So nuclear submarines desalinate sea water. Cool. The water problem’s sorted.
As for food/human waste, couldn’t we compost it and use it for fertiliser?
My main concern. I cannot find a reliable source about this. The closest thing I got said that a human needs 30 hectares to live using cut-and-burn farming, which the article regarded as an inferior method. It helpfully failed to mention how many hectares are needed using a superior method. I also found a lot of stuff saying how if everyone ate like an American we’d need three Earths. Doesn’t exactly help.
Hadn’t thought of this. Making a mental note.
That would suck. I’ll have to bring lots of spare parts and some ace technicians and mechanics.
Couldn’t I do something like this? Isn’t that doable with crops?
As much as possible, but it is a problem.
Maybe we should think bigger, like scr4 suggests. Imagine an entire fleet of ships. The population is up to several thousand. We have one farm ship, one factory ship, one residence ship, and so on. I’m beginning to think that only one ship will be impossible to pull off without a Captain Nemo-style island to return to every now and again, and if we have an island we might as well live there.
Have I mentioned that I really, really love this place? Where else could I ask something idiotic like this and have serious, well thought out answers within the hour?
It’s practically certain you’d need to trade with people on land. A nuclear powered vessel would require uranium, which has to be mined and refined; a conventionally-powered vessel would need fuel, and I assume you’re not going to rely on whale oil. Wind/wave power might work, but you’re at the risk of calm weather if you use it for general electrical services as well as movement.
Harvesting the sea for weed and fish should provide most of your food - many seaweeds are rich in nutrients, and fish is a good source of protein and vitamins. But this would require a major change in eating habits. I don’t know if there would be a way to get refined sugar or many spices, but you wouldn’t run out of table salt.
But human beings have relied on trade for hundreds (if not thousands) of years: even in the middle ages things like spice were imported, and in the past few hundred years, metals, textiles/furs/hides and many more foodstuffs.
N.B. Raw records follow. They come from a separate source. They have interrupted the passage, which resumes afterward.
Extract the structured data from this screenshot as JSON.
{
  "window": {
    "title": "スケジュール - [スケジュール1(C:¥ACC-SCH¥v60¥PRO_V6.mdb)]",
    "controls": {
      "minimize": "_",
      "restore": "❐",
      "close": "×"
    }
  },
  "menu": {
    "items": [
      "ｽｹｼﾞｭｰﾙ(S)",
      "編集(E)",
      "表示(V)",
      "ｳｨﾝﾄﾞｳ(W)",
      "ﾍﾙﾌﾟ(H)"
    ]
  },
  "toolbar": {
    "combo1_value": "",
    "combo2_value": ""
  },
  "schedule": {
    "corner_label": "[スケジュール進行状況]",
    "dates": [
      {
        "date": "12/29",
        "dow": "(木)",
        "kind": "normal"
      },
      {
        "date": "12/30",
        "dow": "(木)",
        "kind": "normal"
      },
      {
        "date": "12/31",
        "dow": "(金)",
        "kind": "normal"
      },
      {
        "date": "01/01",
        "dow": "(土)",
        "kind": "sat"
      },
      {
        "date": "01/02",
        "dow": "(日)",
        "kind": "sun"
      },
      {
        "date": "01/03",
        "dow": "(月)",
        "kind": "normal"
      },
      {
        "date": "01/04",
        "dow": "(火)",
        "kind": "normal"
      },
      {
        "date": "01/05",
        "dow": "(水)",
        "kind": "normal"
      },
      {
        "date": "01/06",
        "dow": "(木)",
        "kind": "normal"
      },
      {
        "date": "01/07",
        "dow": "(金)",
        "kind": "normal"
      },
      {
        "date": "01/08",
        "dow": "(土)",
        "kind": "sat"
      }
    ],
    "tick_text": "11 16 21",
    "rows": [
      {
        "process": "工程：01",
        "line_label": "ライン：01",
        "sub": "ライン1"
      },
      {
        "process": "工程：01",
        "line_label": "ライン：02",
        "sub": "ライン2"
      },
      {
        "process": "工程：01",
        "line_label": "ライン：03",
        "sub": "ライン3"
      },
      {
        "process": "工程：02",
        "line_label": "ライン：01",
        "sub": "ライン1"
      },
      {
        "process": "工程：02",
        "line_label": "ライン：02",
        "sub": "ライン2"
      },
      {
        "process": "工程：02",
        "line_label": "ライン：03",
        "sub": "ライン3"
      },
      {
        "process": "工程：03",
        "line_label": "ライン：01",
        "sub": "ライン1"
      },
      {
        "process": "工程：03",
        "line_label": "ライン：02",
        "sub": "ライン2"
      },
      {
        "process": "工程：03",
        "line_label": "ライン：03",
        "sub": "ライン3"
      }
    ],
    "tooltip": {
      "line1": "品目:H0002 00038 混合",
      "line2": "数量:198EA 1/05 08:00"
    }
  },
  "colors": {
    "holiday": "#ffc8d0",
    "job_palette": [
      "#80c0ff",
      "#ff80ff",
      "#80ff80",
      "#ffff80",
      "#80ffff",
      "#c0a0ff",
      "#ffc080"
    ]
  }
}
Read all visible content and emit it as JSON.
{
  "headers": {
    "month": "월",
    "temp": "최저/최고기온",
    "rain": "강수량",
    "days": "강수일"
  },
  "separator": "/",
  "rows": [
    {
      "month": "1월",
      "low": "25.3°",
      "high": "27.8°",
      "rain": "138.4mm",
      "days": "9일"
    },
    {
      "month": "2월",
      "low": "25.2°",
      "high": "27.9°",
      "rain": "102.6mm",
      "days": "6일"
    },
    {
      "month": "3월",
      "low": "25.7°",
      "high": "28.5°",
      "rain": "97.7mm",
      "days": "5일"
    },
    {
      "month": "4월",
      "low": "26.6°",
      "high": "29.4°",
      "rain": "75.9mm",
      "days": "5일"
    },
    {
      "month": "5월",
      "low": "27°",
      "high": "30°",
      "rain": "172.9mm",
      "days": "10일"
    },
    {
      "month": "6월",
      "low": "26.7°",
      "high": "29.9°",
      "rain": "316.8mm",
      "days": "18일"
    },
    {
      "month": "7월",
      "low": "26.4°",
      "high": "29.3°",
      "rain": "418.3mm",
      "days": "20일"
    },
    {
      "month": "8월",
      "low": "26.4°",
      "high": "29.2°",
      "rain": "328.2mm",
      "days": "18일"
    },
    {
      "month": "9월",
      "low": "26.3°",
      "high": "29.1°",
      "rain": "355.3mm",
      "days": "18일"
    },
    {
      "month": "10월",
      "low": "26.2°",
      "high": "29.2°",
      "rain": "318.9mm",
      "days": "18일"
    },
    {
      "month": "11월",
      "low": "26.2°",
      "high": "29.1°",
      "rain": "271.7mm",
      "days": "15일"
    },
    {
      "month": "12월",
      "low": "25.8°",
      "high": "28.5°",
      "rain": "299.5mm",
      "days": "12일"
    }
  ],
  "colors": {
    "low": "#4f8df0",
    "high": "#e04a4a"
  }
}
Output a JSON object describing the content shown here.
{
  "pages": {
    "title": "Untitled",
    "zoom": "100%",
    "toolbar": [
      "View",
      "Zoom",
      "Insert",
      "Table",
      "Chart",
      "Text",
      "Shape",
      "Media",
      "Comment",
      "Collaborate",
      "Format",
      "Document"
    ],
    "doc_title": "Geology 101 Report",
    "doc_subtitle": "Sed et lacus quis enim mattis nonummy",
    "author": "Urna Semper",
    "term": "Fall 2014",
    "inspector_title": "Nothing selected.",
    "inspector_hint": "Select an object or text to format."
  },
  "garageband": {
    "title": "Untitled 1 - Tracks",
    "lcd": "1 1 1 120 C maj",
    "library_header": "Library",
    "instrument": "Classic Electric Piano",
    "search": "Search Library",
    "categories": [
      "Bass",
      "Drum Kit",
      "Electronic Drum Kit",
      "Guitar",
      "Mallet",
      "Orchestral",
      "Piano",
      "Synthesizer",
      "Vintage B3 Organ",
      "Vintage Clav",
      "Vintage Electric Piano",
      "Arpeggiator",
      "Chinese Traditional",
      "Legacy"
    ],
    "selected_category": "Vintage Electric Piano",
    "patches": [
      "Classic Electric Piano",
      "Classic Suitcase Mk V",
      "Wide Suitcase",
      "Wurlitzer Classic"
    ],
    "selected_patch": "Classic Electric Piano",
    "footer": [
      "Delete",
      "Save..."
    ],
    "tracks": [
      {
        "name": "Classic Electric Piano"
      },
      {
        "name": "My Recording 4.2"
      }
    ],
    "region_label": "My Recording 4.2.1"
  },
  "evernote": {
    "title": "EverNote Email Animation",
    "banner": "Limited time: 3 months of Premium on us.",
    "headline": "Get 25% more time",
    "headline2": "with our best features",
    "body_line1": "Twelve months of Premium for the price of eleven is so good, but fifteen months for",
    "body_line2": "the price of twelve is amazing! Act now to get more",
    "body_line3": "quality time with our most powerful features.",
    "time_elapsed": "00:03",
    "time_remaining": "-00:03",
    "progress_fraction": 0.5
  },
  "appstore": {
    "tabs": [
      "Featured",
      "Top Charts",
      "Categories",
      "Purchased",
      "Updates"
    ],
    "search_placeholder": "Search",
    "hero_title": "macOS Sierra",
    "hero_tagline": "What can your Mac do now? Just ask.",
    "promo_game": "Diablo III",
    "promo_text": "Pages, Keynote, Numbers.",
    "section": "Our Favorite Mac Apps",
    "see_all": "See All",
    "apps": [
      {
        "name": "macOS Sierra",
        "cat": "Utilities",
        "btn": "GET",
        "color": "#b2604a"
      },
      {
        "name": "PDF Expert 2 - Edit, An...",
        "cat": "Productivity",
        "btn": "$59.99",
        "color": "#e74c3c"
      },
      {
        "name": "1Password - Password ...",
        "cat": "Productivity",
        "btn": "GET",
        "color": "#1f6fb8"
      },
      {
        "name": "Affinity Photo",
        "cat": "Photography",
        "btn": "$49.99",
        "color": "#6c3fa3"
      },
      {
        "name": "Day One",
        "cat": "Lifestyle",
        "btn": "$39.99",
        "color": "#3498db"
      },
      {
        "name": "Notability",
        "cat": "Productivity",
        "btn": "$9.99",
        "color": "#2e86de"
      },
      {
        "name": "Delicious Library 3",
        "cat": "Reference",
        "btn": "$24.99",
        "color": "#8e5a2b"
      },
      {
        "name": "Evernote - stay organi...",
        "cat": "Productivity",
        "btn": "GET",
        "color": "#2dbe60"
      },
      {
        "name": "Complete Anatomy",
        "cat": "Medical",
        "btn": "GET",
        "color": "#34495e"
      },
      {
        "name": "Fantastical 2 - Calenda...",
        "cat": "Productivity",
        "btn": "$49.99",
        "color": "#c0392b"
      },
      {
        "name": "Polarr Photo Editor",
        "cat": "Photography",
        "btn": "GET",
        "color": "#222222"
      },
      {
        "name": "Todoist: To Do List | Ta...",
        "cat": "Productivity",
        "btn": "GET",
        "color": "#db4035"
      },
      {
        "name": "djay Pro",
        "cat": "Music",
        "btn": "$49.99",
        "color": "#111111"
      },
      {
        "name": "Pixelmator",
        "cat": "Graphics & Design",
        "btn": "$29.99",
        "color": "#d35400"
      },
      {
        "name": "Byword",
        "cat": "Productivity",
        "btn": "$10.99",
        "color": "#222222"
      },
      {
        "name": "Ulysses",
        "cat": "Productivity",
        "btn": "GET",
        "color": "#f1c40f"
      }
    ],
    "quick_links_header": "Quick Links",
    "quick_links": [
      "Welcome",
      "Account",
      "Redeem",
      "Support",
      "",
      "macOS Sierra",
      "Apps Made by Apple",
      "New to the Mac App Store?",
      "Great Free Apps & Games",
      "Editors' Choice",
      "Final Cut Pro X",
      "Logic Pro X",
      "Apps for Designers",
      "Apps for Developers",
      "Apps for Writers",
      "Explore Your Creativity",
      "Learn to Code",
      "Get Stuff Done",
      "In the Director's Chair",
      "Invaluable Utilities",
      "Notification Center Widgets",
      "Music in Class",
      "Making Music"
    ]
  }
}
There are many ways the boat could be economically self-sufficient, from running offshore banking and web-hosting (via satellite?), or tourism, to extracting rare metals from seawater, commercial fishing, and harvesting other ocean resources.
Too easy? Well, total self-sufficiency appears to be too difficult.
OK, question: could you in theory mine metal from the ocean floor? We might not have the technology now, but that doesn’t mean I can’t write it. If only we get the metal deal licked, it looks like we’re on our way.
You have to have some method of distilling the oxygen…
AFAIK that requires a rather large tower; I don’t think you could fit one on a boat. Also, building pressurized oxygen canisters requires some serious kit, although I guess you could just stock up with them beforehand…
Well you wouldn’t need to grow food - sea plants and fish would provide more than enough of that.
You could make up some sort of mining device to get the metal ores. Maybe they know what areas of the sea bed have various ores underneath in a similar way that geologists can tell a lot about whats under the surface from the surface. So they drop some sort of automated mining device, sail away, and come back in a few months once its got lots of ore. They could have a few of these things scattered around, mining different types of ore.
They could use solar power if they’re mainly sticking to tropical latitudes.
They would definately need oil though, mainly to make plastics, and other materials like rubber. An off shore oil rig would solve that problem, but i’m not sure if you’d allow that?
Well, according to Broomstick nuclear submarines crack sea water for oxygen, so we could do that. On the other hand, why not use air? Am I being horribly ignorant about submarines here?
I’d prefer to do without, but you can’t have everything. But do we really need oil? Plastics weren’t invented too long ago, so we should be able to regress to a non-plastic-using civilization. Is rubber absolutely necessary?